This is ridiculous! We never pushed them together. They were little lovebirds until they started making plans after high school. Now, Chrissie barely even talks to us and his parents tell us she’s been really hurtful to Jack. What can we do? We’re worried our daughter is throwing away a future of happiness just to make a point! How can we get through to her? — All You Need Is Love
You owe your daughter an apology. She is right to feel pushed and devalued. There’s lot to unpack here, let’s take a look.
What were you thinking when you let it “slip” that Jack was considering proposing? How did you expect that to go? Even under the best circumstances, such a move ruins the element of surprise that for many couples is a source of great joy. But there is more.
You say it’s ridiculous to suggest you’re trying to marry her off, but then if she cools it with Jack that’s “throwing away a future of happiness.” Are you even listening to yourself? Your daughter is only 17, even she knows she’s not ready to choose a life partner.
Admit it: you let the secret out because you wanted to help set the stage for him. You want her to say yes. Think about the messages you’re sending: “Jack is the best you’ll ever get” “It’s not enough to just be you” “You’re incapable of planning your own life” etc.
You need to back off and let her make her own decisions. She may be too young to be married but she is old enough to start charting her own course. You have raised her and, I hope, guided her in making good choices. Your job now is to trust and support her, not to run her love life. Maybe Jack is ‘’the one’’ or maybe not. That’s for her to know and you to find out.
Go now and tell your daughter you are sorry for interfering. Let her know all the ways she’s awesome, and encourage her to follow her dreams and goals whatever they may be. Assure her she can have a good future, regardless of her relationship status.
Just a hunch but maybe you can remember instances in your own life when you felt pressured to settle down (or settle for less) due to others’ expectations? If so, sharing them with your daughter could be a bonding and healing experience for both of you. Good luck.
My sister is throwing a giant Thanksgiving dinner in her house with family members that I know have not been taking the coronavirus pandemic seriously. I on the other hand have been very careful and don’t want to risk exposure. What should I do? — Jeff B.
My friend’s husband accidentally sent me one of “those” pics – I fully believe it was a mistake because he immediately followed up expressing his horror and begging my forgiveness. Should I tell my friend? Maybe he’s cheating and she needs to know. – Blinded by the Sight
Delete the photo (if you haven’t already) and put it out of your mind. Your friends are adults, for all you know they could have an open relationship. And one photo doesn’t prove anything. If it happens again, though, forward the image to her, cc him and ask them both to tell you when it’s safe to look at your phone again.

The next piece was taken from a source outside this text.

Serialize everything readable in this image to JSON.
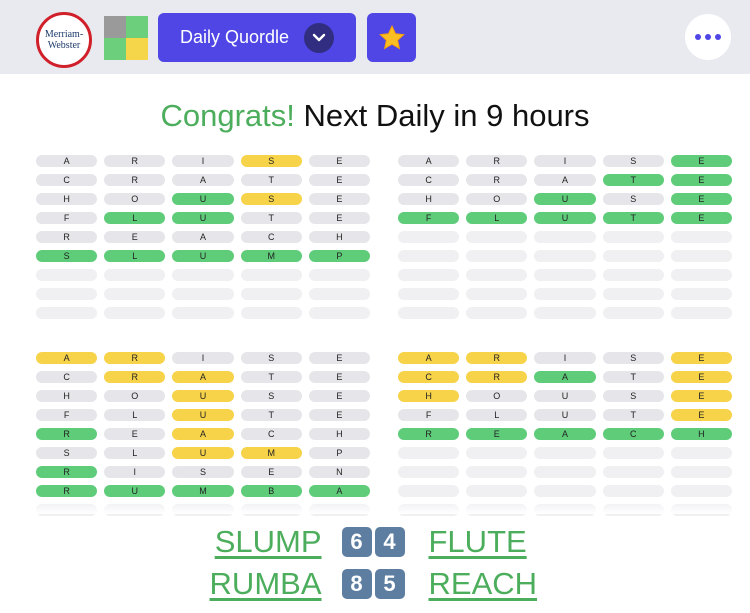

Agree or Disagree? Please comment below.
Send your questions to AskAthena@nwlocalpaper.com